ESG is meant to be a tool of transparency and a way to enhance corporate accountability beyond the realm of financial accountability – sometimes referred to as double materiality: accounting for financial risk that can impinge on the financial bottom line of firms and corporate behaviour covering social- and rights-based issues.
ESG principles became de novo in 2006, when the UN put out a report, ‘Principles for Responsible Investing’, following the publication, two years earlier, of its White Paper, titled ‘Who Cares Wins’. Since then, it has gained momentum in the financial sector and shaped the nature of corporate reporting and how ESG is measured and reported on within corporate governance structures.
The Global Reporting Initiative, which was established in 1997, later adopted the ESG framework (around 2009) to broaden the base of accountability measures. There are numerous other frameworks, especially on climate issues, that complement or enhance ESG accountability and transparency measures.
By 2019, ESG had been adopted by over 2 500 corporations with assets under management worth a total of $80-trillion. Over time, ESG objectives and targets converged with the UN’s Sustainable Development Goals (SDGs), as issues related to governance, the environment and society are effectively covered by all the 17 SDG goals. Today, we have a new convergence arena: net zero.
Net-zero corporate targets build on the work of the Taskforce on Climate-Related Financial Disclosures (TCFD), established in 2015 to mainstream climate issues in the financial sector and the allocation of future capital.

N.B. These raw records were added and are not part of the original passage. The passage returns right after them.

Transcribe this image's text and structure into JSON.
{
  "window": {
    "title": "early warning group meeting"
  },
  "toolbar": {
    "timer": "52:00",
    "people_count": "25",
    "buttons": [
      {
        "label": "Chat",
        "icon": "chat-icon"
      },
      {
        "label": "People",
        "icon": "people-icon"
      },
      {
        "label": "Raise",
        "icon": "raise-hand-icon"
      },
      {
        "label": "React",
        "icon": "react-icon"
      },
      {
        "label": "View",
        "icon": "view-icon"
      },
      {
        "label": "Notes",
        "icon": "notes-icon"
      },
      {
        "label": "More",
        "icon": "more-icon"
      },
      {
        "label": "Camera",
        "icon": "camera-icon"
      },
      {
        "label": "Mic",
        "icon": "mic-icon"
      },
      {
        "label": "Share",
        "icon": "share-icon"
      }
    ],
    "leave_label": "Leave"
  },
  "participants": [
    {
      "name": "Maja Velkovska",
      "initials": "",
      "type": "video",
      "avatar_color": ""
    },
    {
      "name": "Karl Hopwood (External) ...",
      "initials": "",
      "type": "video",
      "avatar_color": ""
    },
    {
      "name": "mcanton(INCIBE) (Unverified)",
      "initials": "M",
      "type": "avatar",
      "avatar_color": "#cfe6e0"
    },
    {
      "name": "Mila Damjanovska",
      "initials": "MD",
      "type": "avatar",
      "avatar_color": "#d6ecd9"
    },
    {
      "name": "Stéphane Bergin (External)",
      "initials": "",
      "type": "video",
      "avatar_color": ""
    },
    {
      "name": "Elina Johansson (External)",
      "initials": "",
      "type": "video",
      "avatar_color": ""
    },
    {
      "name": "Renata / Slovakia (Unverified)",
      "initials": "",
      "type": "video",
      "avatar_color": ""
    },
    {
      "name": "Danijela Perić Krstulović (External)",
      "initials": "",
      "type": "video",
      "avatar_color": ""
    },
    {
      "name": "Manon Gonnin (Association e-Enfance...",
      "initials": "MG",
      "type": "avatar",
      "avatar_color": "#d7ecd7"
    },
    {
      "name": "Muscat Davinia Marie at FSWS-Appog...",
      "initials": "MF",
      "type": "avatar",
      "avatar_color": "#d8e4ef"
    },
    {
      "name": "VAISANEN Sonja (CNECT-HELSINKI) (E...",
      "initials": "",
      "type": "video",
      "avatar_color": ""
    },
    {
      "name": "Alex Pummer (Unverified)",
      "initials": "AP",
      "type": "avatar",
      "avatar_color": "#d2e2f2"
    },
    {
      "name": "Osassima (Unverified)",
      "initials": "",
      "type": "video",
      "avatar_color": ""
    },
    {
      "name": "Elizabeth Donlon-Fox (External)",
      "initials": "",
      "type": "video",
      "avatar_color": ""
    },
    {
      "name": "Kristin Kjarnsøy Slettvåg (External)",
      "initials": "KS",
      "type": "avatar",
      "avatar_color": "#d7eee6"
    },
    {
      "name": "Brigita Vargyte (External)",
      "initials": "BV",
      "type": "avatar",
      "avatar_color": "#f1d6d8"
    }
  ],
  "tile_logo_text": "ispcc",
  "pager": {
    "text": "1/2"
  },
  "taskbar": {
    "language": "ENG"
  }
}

The TCFD is meant to highlight short- and long-term climate-related financial risks and liabilities, including transition risks associated with the phasing out of fossil fuels. The TFCD was established in 2015, with Michael Bloomberg as its chairperson, in an effort to further consider climate issues in the global financial system. As of February 2020, over 1 000 public and private companies with $138.8-trillion worth of assets under management had demonstrated their support.
Net-zero goals apply to countries, cities and corporations. An umbrella coalition has been established under the Race to Zero campaign, which was launched before COP 26. At COP 26, a coalition of financial institutions and investors, formed the Glasgow Financial Alliance for Net Zero, which is led by Mark Carney, former governor of the UK’s central bank.
Net-zero goals can be seen as a new stretch target complementing ESG provisions, with climate issues taking increased prominence. Net-zero goals signal that significant structural shifts are on the horizon, given the pressure to reduce global emissions. The challenge that governments and citizens face is balancing economic wellbeing with climate goals. These are not mutually exclusive, but corporations can delay the process if ESG with net zero is a way to kick the can down the road and delay the transition process.